Ironically, private school standards have become easier to maintain academic eligibility. Many of the schools within the conference, including the Mustangs, allow up to two failing grades on the report card as long as the student’s GPA has met a certain standard. These college preparatory schools have come to realize that the pressures and abundance of responsibility placed on these students could be overwhelming and in turn cause slightly uncharacteristic, academic performance. However, they never lose sight of the first priority which is educating the mind. That is why an academic probation system is put in place. Regardless of how entertaining, and in some cases profitable, the success of the team could be for the school, there is an always present interest in being able to perform in the classroom. This interest is often forgotten by the fans that enjoy seeing their favorite high school athletes.

Student athlete Brandon Coleman ‘10 illustrates the struggle between the gymnasium and the classroom.

McNamara requires a 2.0 grade point average with no more than two failing grades. When a student has not met these requirements, they are prohibited from participating in practices and games for the next four weeks. If an individual’s grades have improved after the probational period, they are cleared to begin playing and practicing with the team.

What about those students that fail to meet the academic standards during playoffs? Principal Marco Clark says, “There are definitely exceptions. He or she has played the whole season long and it would really hurt the team.” However, these players are not off the hook that easy. They must display commitment to improving and maintaining their grades even after the season has come to an end.

All around the WCAC, the academic standards differ. Some have adopted the “no failing grades” policy similar to PG. public schools. Others have lowered the minimum grade point average for freshman and have made it easier for the students to raise their grades as they progress in years and academic maturity.

This raises the question, should freshmen be expected to perform at the same level as a senior?
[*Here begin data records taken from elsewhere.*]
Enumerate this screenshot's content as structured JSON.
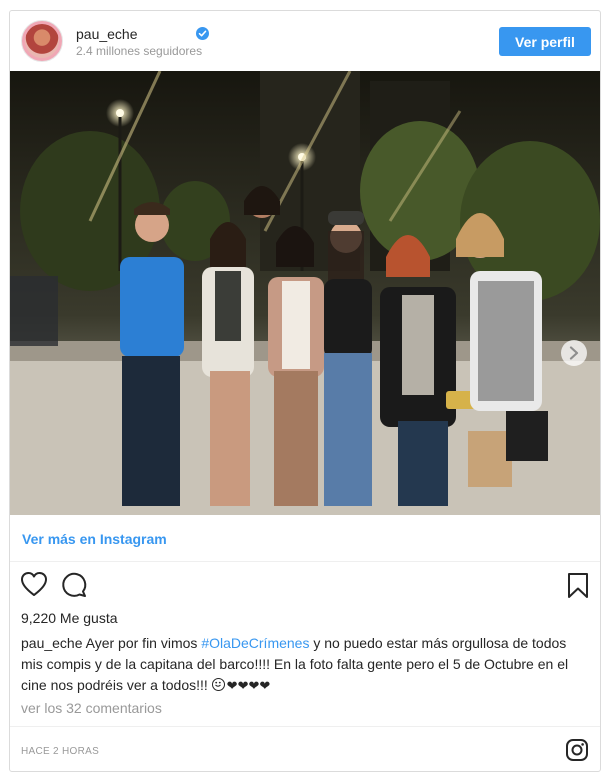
{
  "post": {
    "username": "pau_eche",
    "followers": "2.4 millones seguidores",
    "view_profile_label": "Ver perfil",
    "more_link": "Ver más en Instagram",
    "likes": "9,220 Me gusta",
    "caption": {
      "user": "pau_eche",
      "text_before": " Ayer por fin vimos ",
      "hashtag": "#OlaDeCrímenes",
      "text_after": " y no puedo estar más orgullosa de todos mis compis y de la capitana del barco!!!! En la foto falta gente pero el 5 de Octubre en el cine nos podréis ver a todos!!! ",
      "hearts": "❤❤❤❤"
    },
    "comments_link": "ver los 32 comentarios",
    "timestamp": "HACE 2 HORAS"
  },
  "icons": {
    "verified": "verified-badge-icon",
    "heart": "heart-icon",
    "comment": "comment-icon",
    "save": "bookmark-icon",
    "next": "chevron-right-icon",
    "instagram": "instagram-icon"
  },
  "colors": {
    "accent": "#3897f0",
    "text": "#262626",
    "muted": "#999999",
    "border": "#dbdbdb"
  }
}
It is sure that everyone has experienced or is currently experiencing the huge change from high school to middle school. Freshman athletes usually have a tendency to lose sight of the goal, which is education. A junior or senior has experienced the pressures of a full season and know what they must do in order to remain available to their team mates.

With long days due to practices and away games, is there a realistic opportunity for student athletes to perform on and off the playing field? Men’s Head Varsity Basketball Coach, Marty Keithline says,”Time management is important.” When asked how academic probation alters his team’s chemistry, he said, “It doesn’t affect the kids that do their homework and study in study hall at all.” As a teacher and a Coach, he understands the importance of getting homework done. You wouldn’t find him making excuses for any player that falls below the school’s standards, saying bluntly, “This is a college preparatory high school, when work is given they [students] are expected to do it.”

Mr. Clark says, “I think there has to be an acceptable standard to enjoy the privileges of participating in extra curricular activities. The standard we have here at Bishop McNamara is [for the student athlete] acceptable, not perfect or great but acceptable.” Despite what many students feel, the teachers have an overwhelming amount of confidence in the academic capabilities here at McNamara. When I asked if he thought he would ever lower the standard, he says, “It is human nature to rise to the occasion. If we set the bar lower they will go lower.” He goes on to say, “If we raised the bar to a 2.5 GPA, I truly believe that our students will rise to the occasion.”

Sweeney Todd the Musical (Photos)

Photos by Grant Hill ’10 for The Stampede

See our Review of Sweeney Todd the Musical for the complete story.

The chorus from Sweeney Todd kills the audience with their powerful voices and outstanding energy.


PHOTO GALLERY. Click on image to see caption.  Scroll with arrow keys or mouse.


**Update DEC. 2009 — The lead photo in this series won Honorable Mention for Photography in the Maryland-District of Columbia Scholastic Press Association’s 2009 Individual Writing and Editing Contest Awards, Newspaper Division.